SUPPLIED ENTRIES

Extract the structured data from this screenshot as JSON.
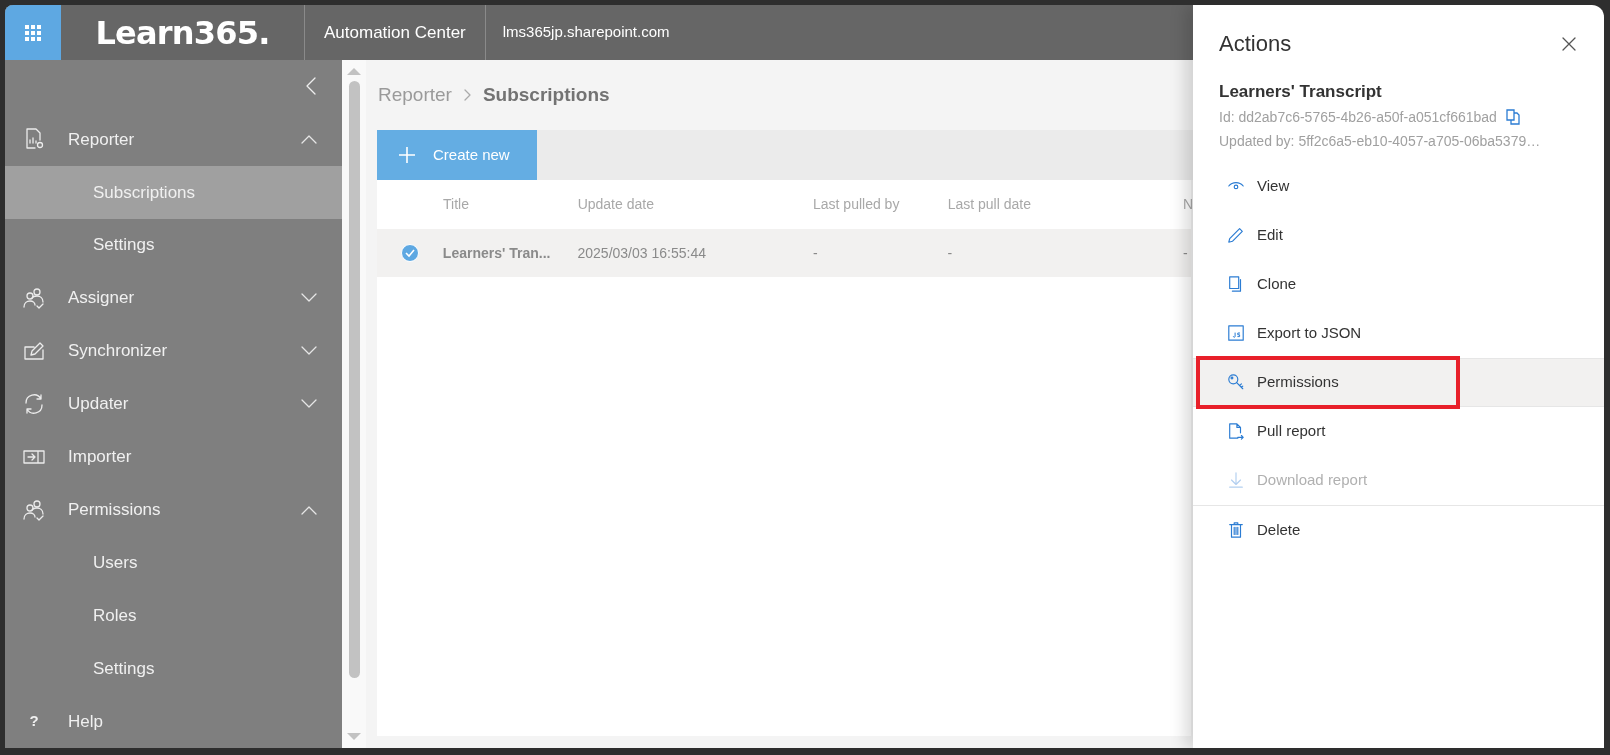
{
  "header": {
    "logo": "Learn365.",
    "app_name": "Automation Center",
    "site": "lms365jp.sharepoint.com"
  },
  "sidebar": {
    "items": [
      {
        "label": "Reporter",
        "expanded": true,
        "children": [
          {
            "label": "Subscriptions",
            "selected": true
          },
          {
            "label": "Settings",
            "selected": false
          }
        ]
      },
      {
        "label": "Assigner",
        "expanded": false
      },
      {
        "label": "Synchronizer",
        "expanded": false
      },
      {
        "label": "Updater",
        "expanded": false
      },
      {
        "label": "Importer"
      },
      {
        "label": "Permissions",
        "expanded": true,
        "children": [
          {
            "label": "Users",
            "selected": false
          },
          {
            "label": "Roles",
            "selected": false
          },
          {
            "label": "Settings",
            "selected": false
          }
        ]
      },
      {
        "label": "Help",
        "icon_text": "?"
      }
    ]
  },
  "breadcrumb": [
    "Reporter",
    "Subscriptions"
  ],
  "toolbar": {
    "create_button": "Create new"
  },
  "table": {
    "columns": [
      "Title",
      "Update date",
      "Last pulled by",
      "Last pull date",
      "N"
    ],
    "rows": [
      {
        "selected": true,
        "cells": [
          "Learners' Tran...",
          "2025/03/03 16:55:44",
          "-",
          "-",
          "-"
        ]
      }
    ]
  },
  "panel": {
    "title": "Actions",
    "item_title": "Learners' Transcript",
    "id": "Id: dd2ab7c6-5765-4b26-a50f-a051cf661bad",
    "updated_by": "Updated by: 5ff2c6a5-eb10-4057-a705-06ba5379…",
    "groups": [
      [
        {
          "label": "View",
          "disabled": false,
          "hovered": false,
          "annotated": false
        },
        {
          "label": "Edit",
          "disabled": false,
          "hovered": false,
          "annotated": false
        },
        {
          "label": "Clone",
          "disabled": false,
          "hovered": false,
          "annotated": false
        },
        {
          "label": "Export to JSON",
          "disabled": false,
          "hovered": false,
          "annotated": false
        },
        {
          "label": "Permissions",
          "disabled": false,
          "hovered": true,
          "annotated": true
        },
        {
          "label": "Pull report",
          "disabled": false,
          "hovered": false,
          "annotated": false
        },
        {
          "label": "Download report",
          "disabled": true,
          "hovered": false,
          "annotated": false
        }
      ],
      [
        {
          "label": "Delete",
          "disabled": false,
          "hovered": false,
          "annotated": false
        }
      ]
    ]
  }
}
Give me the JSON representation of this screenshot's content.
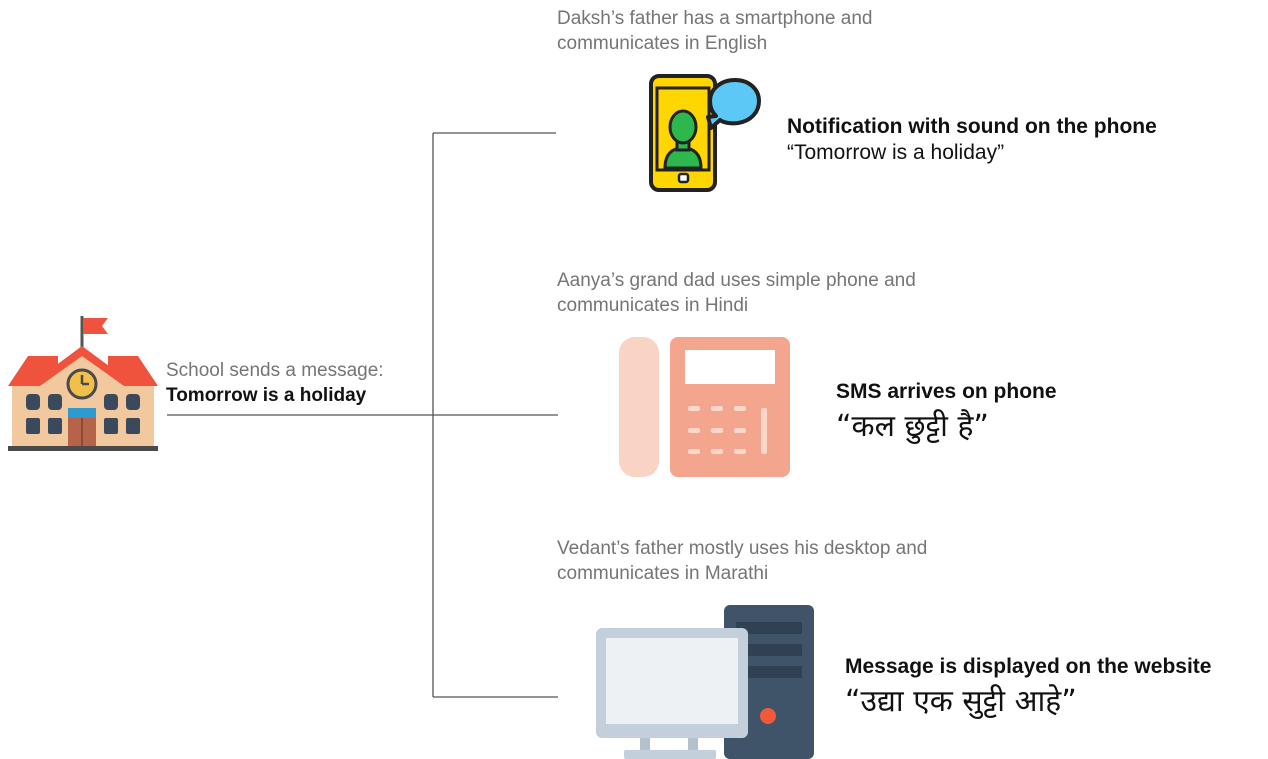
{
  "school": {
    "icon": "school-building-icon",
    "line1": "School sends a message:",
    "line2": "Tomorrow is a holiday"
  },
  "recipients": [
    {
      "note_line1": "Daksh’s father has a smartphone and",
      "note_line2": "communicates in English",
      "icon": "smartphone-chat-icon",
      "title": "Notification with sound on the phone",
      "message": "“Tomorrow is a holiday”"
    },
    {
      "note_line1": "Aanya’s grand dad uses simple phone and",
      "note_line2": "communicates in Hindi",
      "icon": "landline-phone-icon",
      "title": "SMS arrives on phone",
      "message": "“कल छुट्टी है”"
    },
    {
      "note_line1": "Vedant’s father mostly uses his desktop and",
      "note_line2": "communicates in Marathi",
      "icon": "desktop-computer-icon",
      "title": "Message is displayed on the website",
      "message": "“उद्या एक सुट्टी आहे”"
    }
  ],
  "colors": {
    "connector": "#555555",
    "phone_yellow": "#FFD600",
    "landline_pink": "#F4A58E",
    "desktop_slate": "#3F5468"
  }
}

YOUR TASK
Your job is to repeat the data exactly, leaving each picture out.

RESPONSE BOX
Extract the structured data from this screenshot as JSON.
{
  "header": {
    "logo": "Learn365.",
    "app_name": "Automation Center",
    "site": "lms365jp.sharepoint.com"
  },
  "sidebar": {
    "items": [
      {
        "label": "Reporter",
        "expanded": true,
        "children": [
          {
            "label": "Subscriptions",
            "selected": true
          },
          {
            "label": "Settings",
            "selected": false
          }
        ]
      },
      {
        "label": "Assigner",
        "expanded": false
      },
      {
        "label": "Synchronizer",
        "expanded": false
      },
      {
        "label": "Updater",
        "expanded": false
      },
      {
        "label": "Importer"
      },
      {
        "label": "Permissions",
        "expanded": true,
        "children": [
          {
            "label": "Users",
            "selected": false
          },
          {
            "label": "Roles",
            "selected": false
          },
          {
            "label": "Settings",
            "selected": false
          }
        ]
      },
      {
        "label": "Help",
        "icon_text": "?"
      }
    ]
  },
  "breadcrumb": [
    "Reporter",
    "Subscriptions"
  ],
  "toolbar": {
    "create_button": "Create new"
  },
  "table": {
    "columns": [
      "Title",
      "Update date",
      "Last pulled by",
      "Last pull date",
      "N"
    ],
    "rows": [
      {
        "selected": true,
        "cells": [
          "Learners' Tran...",
          "2025/03/03 16:55:44",
          "-",
          "-",
          "-"
        ]
      }
    ]
  },
  "panel": {
    "title": "Actions",
    "item_title": "Learners' Transcript",
    "id": "Id: dd2ab7c6-5765-4b26-a50f-a051cf661bad",
    "updated_by": "Updated by: 5ff2c6a5-eb10-4057-a705-06ba5379…",
    "groups": [
      [
        {
          "label": "View",
          "disabled": false,
          "hovered": false,
          "annotated": false
        },
        {
          "label": "Edit",
          "disabled": false,
          "hovered": false,
          "annotated": false
        },
        {
          "label": "Clone",
          "disabled": false,
          "hovered": false,
          "annotated": false
        },
        {
          "label": "Export to JSON",
          "disabled": false,
          "hovered": false,
          "annotated": false
        },
        {
          "label": "Permissions",
          "disabled": false,
          "hovered": true,
          "annotated": true
        },
        {
          "label": "Pull report",
          "disabled": false,
          "hovered": false,
          "annotated": false
        },
        {
          "label": "Download report",
          "disabled": true,
          "hovered": false,
          "annotated": false
        }
      ],
      [
        {
          "label": "Delete",
          "disabled": false,
          "hovered": false,
          "annotated": false
        }
      ]
    ]
  }
}
Give me the JSON representation of this screenshot's content.
{
  "school": {
    "icon": "school-building-icon",
    "line1": "School sends a message:",
    "line2": "Tomorrow is a holiday"
  },
  "recipients": [
    {
      "note_line1": "Daksh’s father has a smartphone and",
      "note_line2": "communicates in English",
      "icon": "smartphone-chat-icon",
      "title": "Notification with sound on the phone",
      "message": "“Tomorrow is a holiday”"
    },
    {
      "note_line1": "Aanya’s grand dad uses simple phone and",
      "note_line2": "communicates in Hindi",
      "icon": "landline-phone-icon",
      "title": "SMS arrives on phone",
      "message": "“कल छुट्टी है”"
    },
    {
      "note_line1": "Vedant’s father mostly uses his desktop and",
      "note_line2": "communicates in Marathi",
      "icon": "desktop-computer-icon",
      "title": "Message is displayed on the website",
      "message": "“उद्या एक सुट्टी आहे”"
    }
  ],
  "colors": {
    "connector": "#555555",
    "phone_yellow": "#FFD600",
    "landline_pink": "#F4A58E",
    "desktop_slate": "#3F5468"
  }
}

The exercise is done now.